How Far Decision Can Take You
Lately I have had a lot of occasion to look back over my recent past in some awe over what has taken place in the last five years. I have closed a PR company, published 3 books, embarked on 2 new careers as a training facilitator and a key note speaker and am now planning a major incursion into the international market. And it all stems from one decision. To write. To focus on that dream after all this time.
From David Chislett jnr to David Chislett snr
I remember as clear as day a conversation I had with my best friend in standard 3, one Bruno Heese. We were both pretty alienated little kids at 11. He was super bright; I was mature beyond my years thanks to four older siblings. We wrote a lot of poetry, went for long walks, listened to obscure music and wondered what sort of men we’d grow up to be. He was adamant he would go onto huge corporate and business success. I said at the time (I was 11!) that I too would be hugely successful, but that I would do it from outside the structures. At 11 I already thought like that. WTF? Where did THAT come from?
In any event, Bruno now lives in America somewhere and is hugely successful and has been for some time. A B Business Science from UCT got him nicely on his way. I have meandered along through a good many byways before getting to this juncture in my life, informed, I am coming to believe by the decision that was implicit in that 11-year-olds words: I will do it from outside.
Punk Rock and Poetry
When I was 14 I discovered punk rock. It was 1985 and post-punk was HUGE and we reversed engineered our way back to The Dead Kennedy’s and The Sex Pistols from Bauhaus and Siouxie and the Banshees. I was still writing poetry, which of course took a turn for the socio political. We were not political. We were nicely brainwashed suburbanites. But we were anti-authoritarian and we did everything in our limited power to act, think and define ourselves that way. Sure, I was in the school play, I debated and I ended up getting colours for athletics and playing A-team rugby, but we stood to one side. Another decision…
When my family moved to PE I fell in with another old primary school friend, Julian Kievit. He who can play anything musical. Despairing of my ability to ever learn how to play guitar, he taught me bass, we wrote some songs from my poetry and started a band or two. I finally sorta learned to play some guitar chords and we were all good to go. Again, alienated from the mainstream, by our choices, we revelled in the otherness this gave us. Then we both got conscripted.
Books, Bands and Booze
By the time I get out of military service I had learned some powerful lessons: in order to survive, do not attract undue attention. Never come first, never come last and you can do whatever you want. Become invisible and do what you want to do. It got me through basic training and one year in Bloemfontein as a medical orderly driver. It also got me through University. I did what was needed and passed. I also played in a punk band, drank like a fish, run the 400m hurdles like a man possessed for WITS and decided to become an academic.
I got a bursary from the English department to do my honours in English. On my first day of film studies, the lecturer, I think it was Stan Peskin took one look at my punk hairdo, torn jeans and tattoo and said, “Chislett? What the fuck are you doing here?” And that was the start of the downhill slope for me.
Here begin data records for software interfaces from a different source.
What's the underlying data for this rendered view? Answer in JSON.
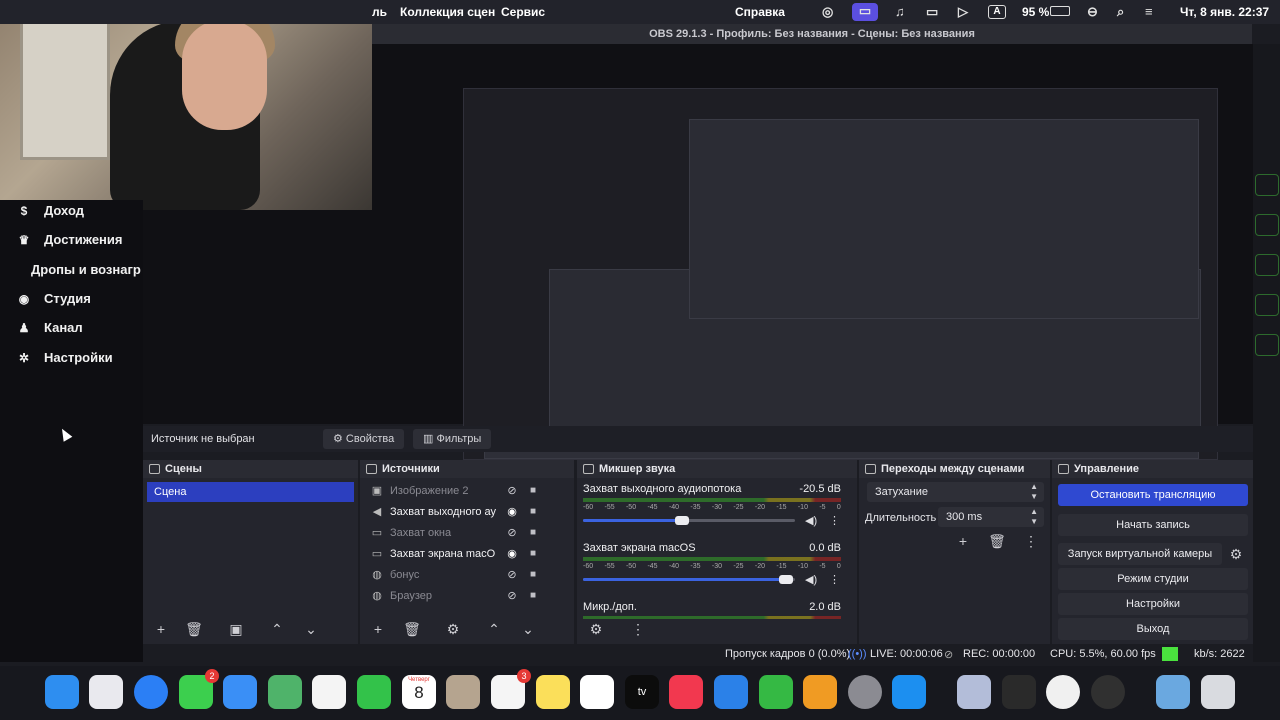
{
  "menubar": {
    "items": [
      "ль",
      "Коллекция сцен",
      "Сервис",
      "Справка"
    ],
    "battery": "95 %",
    "datetime": "Чт, 8 янв.  22:37",
    "keyboard": "A"
  },
  "obs": {
    "title": "OBS 29.1.3 - Профиль: Без названия - Сцены: Без названия"
  },
  "sidebar": {
    "items": [
      {
        "label": "Доход",
        "icon": "dollar-icon"
      },
      {
        "label": "Достижения",
        "icon": "trophy-icon"
      },
      {
        "label": "Дропы и вознагр",
        "icon": ""
      },
      {
        "label": "Студия",
        "icon": "camera-icon"
      },
      {
        "label": "Канал",
        "icon": "users-icon"
      },
      {
        "label": "Настройки",
        "icon": "gear-icon"
      }
    ]
  },
  "source_bar": {
    "no_source": "Источник не выбран",
    "properties": "Свойства",
    "filters": "Фильтры"
  },
  "scenes": {
    "title": "Сцены",
    "items": [
      "Сцена"
    ]
  },
  "sources": {
    "title": "Источники",
    "items": [
      {
        "label": "Изображение 2",
        "icon": "image-icon",
        "visible": false
      },
      {
        "label": "Захват выходного ау",
        "icon": "speaker-icon",
        "visible": true
      },
      {
        "label": "Захват окна",
        "icon": "window-icon",
        "visible": false
      },
      {
        "label": "Захват экрана macO",
        "icon": "monitor-icon",
        "visible": true
      },
      {
        "label": "бонус",
        "icon": "globe-icon",
        "visible": false
      },
      {
        "label": "Браузер",
        "icon": "globe-icon",
        "visible": false
      }
    ]
  },
  "mixer": {
    "title": "Микшер звука",
    "scale": [
      "-60",
      "-55",
      "-50",
      "-45",
      "-40",
      "-35",
      "-30",
      "-25",
      "-20",
      "-15",
      "-10",
      "-5",
      "0"
    ],
    "tracks": [
      {
        "name": "Захват выходного аудиопотока",
        "db": "-20.5 dB",
        "level": 0.48
      },
      {
        "name": "Захват экрана macOS",
        "db": "0.0 dB",
        "level": 0.97
      },
      {
        "name": "Микр./доп.",
        "db": "2.0 dB",
        "level": 1.0
      }
    ]
  },
  "transitions": {
    "title": "Переходы между сценами",
    "transition": "Затухание",
    "duration_label": "Длительность",
    "duration": "300 ms"
  },
  "controls": {
    "title": "Управление",
    "buttons": [
      "Остановить трансляцию",
      "Начать запись",
      "Запуск виртуальной камеры",
      "Режим студии",
      "Настройки",
      "Выход"
    ]
  },
  "status": {
    "dropped": "Пропуск кадров 0 (0.0%)",
    "live": "LIVE: 00:00:06",
    "rec": "REC: 00:00:00",
    "cpu": "CPU: 5.5%, 60.00 fps",
    "kbs": "kb/s: 2622",
    "kbs_color": "#4ae23e"
  },
  "dock": {
    "calendar_month": "Четверг",
    "calendar_day": "8",
    "messages_badge": "2",
    "reminders_badge": "3"
  },
  "colors": {
    "accent": "#2f49d1",
    "scene_selected": "#2c3fbf"
  }
}
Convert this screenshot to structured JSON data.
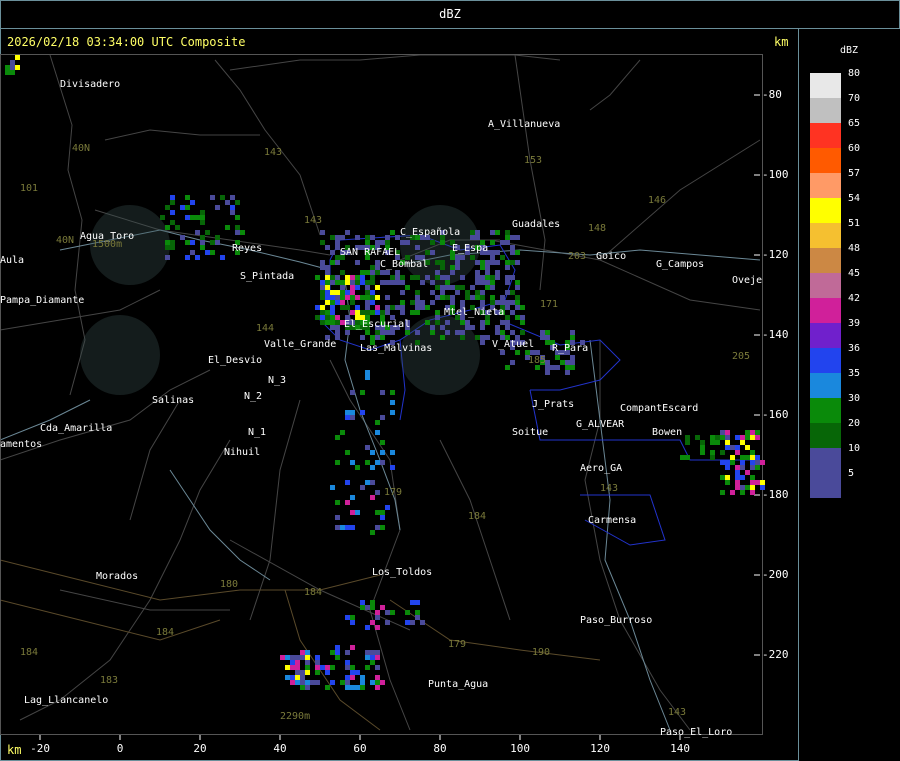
{
  "header": {
    "title": "dBZ"
  },
  "timestamp": "2026/02/18 03:34:00 UTC Composite",
  "km_label_top": "km",
  "km_label_bottom": "km",
  "x_ticks": [
    {
      "label": "-20",
      "value": -20
    },
    {
      "label": "0",
      "value": 0
    },
    {
      "label": "20",
      "value": 20
    },
    {
      "label": "40",
      "value": 40
    },
    {
      "label": "60",
      "value": 60
    },
    {
      "label": "80",
      "value": 80
    },
    {
      "label": "100",
      "value": 100
    },
    {
      "label": "120",
      "value": 120
    },
    {
      "label": "140",
      "value": 140
    }
  ],
  "y_ticks": [
    {
      "label": "-80",
      "value": -80
    },
    {
      "label": "-100",
      "value": -100
    },
    {
      "label": "-120",
      "value": -120
    },
    {
      "label": "-140",
      "value": -140
    },
    {
      "label": "-160",
      "value": -160
    },
    {
      "label": "-180",
      "value": -180
    },
    {
      "label": "-200",
      "value": -200
    },
    {
      "label": "-220",
      "value": -220
    }
  ],
  "legend": {
    "unit": "dBZ",
    "levels": [
      {
        "label": "80",
        "color": "#e8e8e8"
      },
      {
        "label": "70",
        "color": "#c0c0c0"
      },
      {
        "label": "65",
        "color": "#ff3322"
      },
      {
        "label": "60",
        "color": "#ff5a00"
      },
      {
        "label": "57",
        "color": "#ff9a66"
      },
      {
        "label": "54",
        "color": "#ffff00"
      },
      {
        "label": "51",
        "color": "#f5c030"
      },
      {
        "label": "48",
        "color": "#cc8844"
      },
      {
        "label": "45",
        "color": "#c06a98"
      },
      {
        "label": "42",
        "color": "#d0209a"
      },
      {
        "label": "39",
        "color": "#7020cc"
      },
      {
        "label": "36",
        "color": "#2244ee"
      },
      {
        "label": "35",
        "color": "#1a88dd"
      },
      {
        "label": "30",
        "color": "#0a8a0a"
      },
      {
        "label": "20",
        "color": "#076607"
      },
      {
        "label": "10",
        "color": "#4a4a9a"
      },
      {
        "label": "5",
        "color": "#4a4a9a"
      }
    ]
  },
  "places": [
    {
      "name": "Divisadero",
      "x": -15,
      "y": -76
    },
    {
      "name": "A_Villanueva",
      "x": 92,
      "y": -86
    },
    {
      "name": "Guadales",
      "x": 98,
      "y": -111
    },
    {
      "name": "Goico",
      "x": 119,
      "y": -119
    },
    {
      "name": "G_Campos",
      "x": 134,
      "y": -121
    },
    {
      "name": "Oveje",
      "x": 153,
      "y": -125
    },
    {
      "name": "Agua_Toro",
      "x": -10,
      "y": -114
    },
    {
      "name": "Reyes",
      "x": 28,
      "y": -117
    },
    {
      "name": "S_Pintada",
      "x": 30,
      "y": -124
    },
    {
      "name": "Pampa_Diamante",
      "x": -30,
      "y": -130
    },
    {
      "name": "Aula",
      "x": -30,
      "y": -120
    },
    {
      "name": "C_Española",
      "x": 70,
      "y": -113
    },
    {
      "name": "E_Espa",
      "x": 83,
      "y": -117
    },
    {
      "name": "C_Bombal",
      "x": 65,
      "y": -121
    },
    {
      "name": "SAN RAFAEL",
      "x": 55,
      "y": -118
    },
    {
      "name": "Mtel_Nieta",
      "x": 81,
      "y": -133
    },
    {
      "name": "El_Escurial",
      "x": 56,
      "y": -136
    },
    {
      "name": "El_Desvio",
      "x": 22,
      "y": -145
    },
    {
      "name": "Valle_Grande",
      "x": 36,
      "y": -141
    },
    {
      "name": "Las_Malvinas",
      "x": 60,
      "y": -142
    },
    {
      "name": "V_Atuel",
      "x": 93,
      "y": -141
    },
    {
      "name": "R_Para",
      "x": 108,
      "y": -142
    },
    {
      "name": "J_Prats",
      "x": 103,
      "y": -156
    },
    {
      "name": "CompantEscard",
      "x": 125,
      "y": -157
    },
    {
      "name": "Salinas",
      "x": 8,
      "y": -155
    },
    {
      "name": "N_2",
      "x": 31,
      "y": -154
    },
    {
      "name": "N_3",
      "x": 37,
      "y": -150
    },
    {
      "name": "N_1",
      "x": 32,
      "y": -163
    },
    {
      "name": "Nihuil",
      "x": 26,
      "y": -168
    },
    {
      "name": "Cda_Amarilla",
      "x": -20,
      "y": -162
    },
    {
      "name": "amentos",
      "x": -30,
      "y": -166
    },
    {
      "name": "G_ALVEAR",
      "x": 114,
      "y": -161
    },
    {
      "name": "Soitue",
      "x": 98,
      "y": -163
    },
    {
      "name": "Bowen",
      "x": 133,
      "y": -163
    },
    {
      "name": "Aero_GA",
      "x": 115,
      "y": -172
    },
    {
      "name": "Carmensa",
      "x": 117,
      "y": -185
    },
    {
      "name": "Morados",
      "x": -6,
      "y": -199
    },
    {
      "name": "Los_Toldos",
      "x": 63,
      "y": -198
    },
    {
      "name": "Paso_Burroso",
      "x": 115,
      "y": -210
    },
    {
      "name": "Punta_Agua",
      "x": 77,
      "y": -226
    },
    {
      "name": "Lag_Llancanelo",
      "x": -24,
      "y": -230
    },
    {
      "name": "Paso_El_Loro",
      "x": 135,
      "y": -238
    }
  ],
  "roads": [
    {
      "name": "40N",
      "x": -12,
      "y": -92
    },
    {
      "name": "40N",
      "x": -16,
      "y": -115
    },
    {
      "name": "101",
      "x": -25,
      "y": -102
    },
    {
      "name": "143",
      "x": 36,
      "y": -93
    },
    {
      "name": "143",
      "x": 46,
      "y": -110
    },
    {
      "name": "153",
      "x": 101,
      "y": -95
    },
    {
      "name": "146",
      "x": 132,
      "y": -105
    },
    {
      "name": "148",
      "x": 117,
      "y": -112
    },
    {
      "name": "203",
      "x": 112,
      "y": -119
    },
    {
      "name": "171",
      "x": 105,
      "y": -131
    },
    {
      "name": "185",
      "x": 102,
      "y": -145
    },
    {
      "name": "144",
      "x": 34,
      "y": -137
    },
    {
      "name": "143",
      "x": 120,
      "y": -177
    },
    {
      "name": "179",
      "x": 66,
      "y": -178
    },
    {
      "name": "184",
      "x": 87,
      "y": -184
    },
    {
      "name": "180",
      "x": 25,
      "y": -201
    },
    {
      "name": "184",
      "x": 46,
      "y": -203
    },
    {
      "name": "184",
      "x": 9,
      "y": -213
    },
    {
      "name": "184",
      "x": -25,
      "y": -218
    },
    {
      "name": "183",
      "x": -5,
      "y": -225
    },
    {
      "name": "190",
      "x": 103,
      "y": -218
    },
    {
      "name": "179",
      "x": 82,
      "y": -216
    },
    {
      "name": "143",
      "x": 137,
      "y": -233
    },
    {
      "name": "205",
      "x": 153,
      "y": -144
    },
    {
      "name": "2290m",
      "x": 40,
      "y": -234
    },
    {
      "name": "1500m",
      "x": -7,
      "y": -116
    }
  ]
}
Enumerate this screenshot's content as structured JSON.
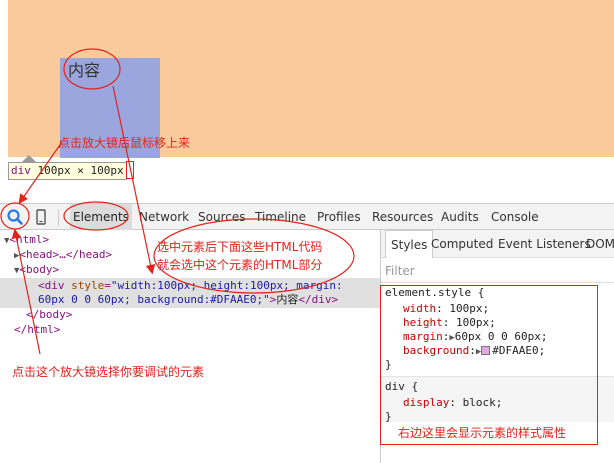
{
  "viewport": {
    "div_text": "内容",
    "tooltip_tag": "div",
    "tooltip_size": "100px × 100px",
    "body_color": "#f9cb9c",
    "div_highlight_color": "#9aa6dd"
  },
  "toolbar": {
    "inspect_icon": "magnifier-icon",
    "device_icon": "mobile-device-icon",
    "tabs": [
      "Elements",
      "Network",
      "Sources",
      "Timeline",
      "Profiles",
      "Resources",
      "Audits",
      "Console"
    ],
    "active_tab": "Elements"
  },
  "elements_tree": {
    "html_open": "<html>",
    "head_collapsed": "<head>…</head>",
    "body_open": "<body>",
    "div_open_tag": "<div",
    "div_attr_name": "style",
    "div_attr_value_line1": "\"width:100px; height:100px; margin:",
    "div_attr_value_line2": "60px 0 0 60px; background:#DFAAE0;\"",
    "div_close_bracket": ">",
    "div_text": "内容",
    "div_close_tag": "</div>",
    "body_close": "</body>",
    "html_close": "</html>"
  },
  "styles_panel": {
    "tabs": [
      "Styles",
      "Computed",
      "Event Listeners",
      "DOM"
    ],
    "active_tab": "Styles",
    "filter_placeholder": "Filter",
    "element_style": {
      "selector": "element.style {",
      "props": [
        {
          "name": "width",
          "value": "100px;"
        },
        {
          "name": "height",
          "value": "100px;"
        },
        {
          "name": "margin",
          "value": "60px 0 0 60px;"
        },
        {
          "name": "background",
          "value": "#DFAAE0;"
        }
      ],
      "close": "}"
    },
    "div_rule": {
      "selector": "div {",
      "props": [
        {
          "name": "display",
          "value": "block;"
        }
      ],
      "close": "}"
    },
    "swatch_color": "#DFAAE0"
  },
  "annotations": {
    "magnifier_move": "点击放大镜后鼠标移上来",
    "html_code_line1": "选中元素后下面这些HTML代码",
    "html_code_line2": "就会选中这个元素的HTML部分",
    "select_element": "点击这个放大镜选择你要调试的元素",
    "style_props": "右边这里会显示元素的样式属性",
    "annotation_color": "#e2231a"
  }
}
Anarchy In The UK
Six months later I was in London, working for a TV post-production facility and seeing every punk and alternative band I had ever loved. I was also learning that, as a middle class kid from the suburbs of Johannesburg I was neither as hard nor as weird as I have been schooled to think. Again, I was anonymous. I revelled in it, drifting around that big old city becoming someone new. Practicing invisibility. But when the chance came to return to SA to start my own business in the music industry came around, I was very quick to return
From there to hear and back again
In many ways, those were the experiences that moulded me into the man I am now. It has taken some time for me to stick my head out my rabbit hole, admit to my ambitions and work powerfully towards them. It’s not that what I did before was never successful. In fact, without that, I would not be able to achieve what I am now. But rather that, I had to come to a cross road where I had to ‘haal uit en wys’ or be forever filled with regrets.
My oldest brother Andrew once said to me, what would you regret more? Getting into trouble for what you just did? (I had been sent off the field for punching another kid in a rugby match) or regret not having done what you needed to do? You can guess the answer to that one. And I have lived my life by that light ever since. I t has meant no wife, no house in Parkhurst, no luxury car and no predictable income or immediate wealth. It has also meant world travel, an ensemble cast of wild talented, crazy and amazing friends and books. Books that I now know will never stop coming.
It has also led, inexorably, to this point in time where I am packing up 9 years of life in Johannesburg, 5 years in the same block of flats and eyeing out the horizon, looking for the next thing to do. But this time I am focussed energetic and decisive. It really is amazing what decision can do.